What makes him powerful: Ben Verwaayen has been working fervently to right the Alcatel-Lucent ship ever since the company ousted former CEO Patricia Russo in 2008. But the task certainly hasn't been easy. The company is still struggling and Alcatel-Lucent (NASDAQ:ALU) lowered its 2011 profit forecast earlier this month after the company's third-quarter revenue came in lower than expected. The company attributed the problem to operators being more hesitant to spend amid economic uncertainty, especially in Europe.
To cope with weaker sales, Verwaayen had to make some difficult decisions and said that the company will embark on a $691 million cost cutting program in 2012 that will impact both spending and project costs.
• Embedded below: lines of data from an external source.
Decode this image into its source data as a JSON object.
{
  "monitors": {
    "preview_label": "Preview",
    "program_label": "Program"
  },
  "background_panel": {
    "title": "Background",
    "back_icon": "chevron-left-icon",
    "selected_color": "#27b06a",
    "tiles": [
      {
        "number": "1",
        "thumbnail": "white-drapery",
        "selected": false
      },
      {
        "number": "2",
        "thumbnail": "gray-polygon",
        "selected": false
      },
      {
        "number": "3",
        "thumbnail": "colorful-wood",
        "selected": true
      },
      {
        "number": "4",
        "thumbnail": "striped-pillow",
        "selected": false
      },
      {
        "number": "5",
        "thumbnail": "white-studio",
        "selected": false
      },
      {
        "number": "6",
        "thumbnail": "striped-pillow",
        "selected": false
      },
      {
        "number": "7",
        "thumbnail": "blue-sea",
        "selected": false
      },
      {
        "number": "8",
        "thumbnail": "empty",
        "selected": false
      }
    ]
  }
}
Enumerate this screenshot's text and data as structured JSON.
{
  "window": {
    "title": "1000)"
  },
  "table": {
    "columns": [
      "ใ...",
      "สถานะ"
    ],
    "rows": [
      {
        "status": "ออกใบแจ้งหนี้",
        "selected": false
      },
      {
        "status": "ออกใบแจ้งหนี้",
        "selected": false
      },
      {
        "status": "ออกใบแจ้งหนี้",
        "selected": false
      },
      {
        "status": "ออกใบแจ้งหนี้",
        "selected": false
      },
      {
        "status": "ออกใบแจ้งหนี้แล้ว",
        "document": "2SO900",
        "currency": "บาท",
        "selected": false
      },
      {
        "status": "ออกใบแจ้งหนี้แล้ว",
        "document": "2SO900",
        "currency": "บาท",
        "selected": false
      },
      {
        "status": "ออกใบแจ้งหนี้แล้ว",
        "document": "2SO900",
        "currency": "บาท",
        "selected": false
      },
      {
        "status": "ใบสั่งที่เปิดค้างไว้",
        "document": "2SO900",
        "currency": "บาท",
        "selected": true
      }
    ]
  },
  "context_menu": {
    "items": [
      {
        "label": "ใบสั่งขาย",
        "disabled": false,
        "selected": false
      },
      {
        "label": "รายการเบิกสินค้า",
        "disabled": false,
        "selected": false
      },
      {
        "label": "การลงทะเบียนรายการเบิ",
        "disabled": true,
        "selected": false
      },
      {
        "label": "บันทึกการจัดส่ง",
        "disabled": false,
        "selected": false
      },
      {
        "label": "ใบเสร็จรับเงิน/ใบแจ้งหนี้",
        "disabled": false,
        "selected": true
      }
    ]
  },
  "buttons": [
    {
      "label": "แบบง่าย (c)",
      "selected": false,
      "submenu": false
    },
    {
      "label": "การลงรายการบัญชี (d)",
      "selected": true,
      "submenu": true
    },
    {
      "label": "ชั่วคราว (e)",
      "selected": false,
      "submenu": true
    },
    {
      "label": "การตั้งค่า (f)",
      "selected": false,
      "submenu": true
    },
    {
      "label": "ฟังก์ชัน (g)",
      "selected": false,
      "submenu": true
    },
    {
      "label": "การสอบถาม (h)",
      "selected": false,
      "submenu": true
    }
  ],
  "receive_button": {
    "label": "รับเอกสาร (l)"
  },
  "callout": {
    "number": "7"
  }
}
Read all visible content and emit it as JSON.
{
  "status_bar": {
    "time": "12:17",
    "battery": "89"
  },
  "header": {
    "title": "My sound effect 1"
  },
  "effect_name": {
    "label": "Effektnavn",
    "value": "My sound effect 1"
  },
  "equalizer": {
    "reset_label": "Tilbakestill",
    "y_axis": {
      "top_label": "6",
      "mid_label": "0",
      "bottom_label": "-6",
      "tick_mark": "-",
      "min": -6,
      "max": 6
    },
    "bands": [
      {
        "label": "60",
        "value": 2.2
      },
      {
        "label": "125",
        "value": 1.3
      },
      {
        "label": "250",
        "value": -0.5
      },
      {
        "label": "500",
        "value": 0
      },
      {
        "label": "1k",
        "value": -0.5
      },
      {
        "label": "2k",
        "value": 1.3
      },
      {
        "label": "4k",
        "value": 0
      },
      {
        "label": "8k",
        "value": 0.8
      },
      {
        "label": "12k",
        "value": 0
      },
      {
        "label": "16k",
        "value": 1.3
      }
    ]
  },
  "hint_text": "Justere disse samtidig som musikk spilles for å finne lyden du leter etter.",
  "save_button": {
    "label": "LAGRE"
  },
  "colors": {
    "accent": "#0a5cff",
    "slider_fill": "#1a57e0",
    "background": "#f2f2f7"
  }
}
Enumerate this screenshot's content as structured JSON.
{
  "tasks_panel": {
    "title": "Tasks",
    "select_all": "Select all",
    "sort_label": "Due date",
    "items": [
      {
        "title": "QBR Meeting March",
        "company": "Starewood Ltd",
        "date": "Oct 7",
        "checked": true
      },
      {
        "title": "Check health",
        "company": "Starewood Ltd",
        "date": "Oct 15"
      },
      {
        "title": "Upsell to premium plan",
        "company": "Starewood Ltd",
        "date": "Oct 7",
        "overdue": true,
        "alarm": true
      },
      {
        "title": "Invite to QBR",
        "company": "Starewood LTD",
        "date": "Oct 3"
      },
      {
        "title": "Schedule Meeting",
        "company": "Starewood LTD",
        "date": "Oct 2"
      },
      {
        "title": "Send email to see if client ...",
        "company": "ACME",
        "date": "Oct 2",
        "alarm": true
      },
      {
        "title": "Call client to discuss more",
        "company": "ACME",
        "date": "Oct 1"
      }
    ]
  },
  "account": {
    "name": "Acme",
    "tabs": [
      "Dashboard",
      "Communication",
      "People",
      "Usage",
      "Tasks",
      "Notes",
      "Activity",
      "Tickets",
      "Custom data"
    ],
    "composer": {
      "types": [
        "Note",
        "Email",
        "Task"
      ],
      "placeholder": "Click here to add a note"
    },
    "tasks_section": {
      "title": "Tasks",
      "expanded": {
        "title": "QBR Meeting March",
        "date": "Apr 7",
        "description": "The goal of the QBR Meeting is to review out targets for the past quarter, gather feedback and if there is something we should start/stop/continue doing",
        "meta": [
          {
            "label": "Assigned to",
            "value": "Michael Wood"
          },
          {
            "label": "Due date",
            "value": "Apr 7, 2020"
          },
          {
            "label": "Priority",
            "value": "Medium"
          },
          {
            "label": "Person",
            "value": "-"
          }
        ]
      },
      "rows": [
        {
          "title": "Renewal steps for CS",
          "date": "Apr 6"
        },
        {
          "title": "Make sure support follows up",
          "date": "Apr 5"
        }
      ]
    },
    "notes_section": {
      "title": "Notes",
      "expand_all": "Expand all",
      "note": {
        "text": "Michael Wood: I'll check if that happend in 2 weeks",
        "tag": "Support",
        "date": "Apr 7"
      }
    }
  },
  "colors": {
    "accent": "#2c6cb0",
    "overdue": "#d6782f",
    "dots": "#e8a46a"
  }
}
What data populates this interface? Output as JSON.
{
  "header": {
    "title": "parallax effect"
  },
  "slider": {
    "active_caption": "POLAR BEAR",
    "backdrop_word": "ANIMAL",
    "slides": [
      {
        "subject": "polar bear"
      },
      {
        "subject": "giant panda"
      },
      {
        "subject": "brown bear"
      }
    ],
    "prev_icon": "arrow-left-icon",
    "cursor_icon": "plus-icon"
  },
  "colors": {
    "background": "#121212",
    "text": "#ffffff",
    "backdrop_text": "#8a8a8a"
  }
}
Nevertheless, Verwaayen is confident that the company's strategy of capitalizing on mobile broadband demand--and the attendant network upgrades--will pay off.
North America continues to be a highlight for Alcatel-Lucent. In the third quarter, sales in North America climbed 10 percent year-over-year thanks to an increase in CDMA EV-DO and LTE equipment purchases.
Of course, contributing to that success in North America has been Alcatel-Lucent's major contract wins with AT&T (NYSE:T), Verizon Wireless (NYSE:VZ) and Sprint Nextel (NYSE:S). The company also had some success with smaller operators--for example it is working with C Spire Wireless (formerly Cellular South) to upgrade the company's core and infrastructure switching system.
Interestingly, North America now comprises nearly 42 percent of Alcatel-Lucent's total revenue, surpassing Asia and the Middle East. And analysts predict that the company will continue to see strong growth in North America for the next four years.
While Verwaayen has been building a strong foundation to achieve his goals, it still remains uncertain whether he can keep the momentum going and more effectively compete against Ericsson and low-cost competitor Huawei, which is making huge strides in the wireless infrastructure market. --Sue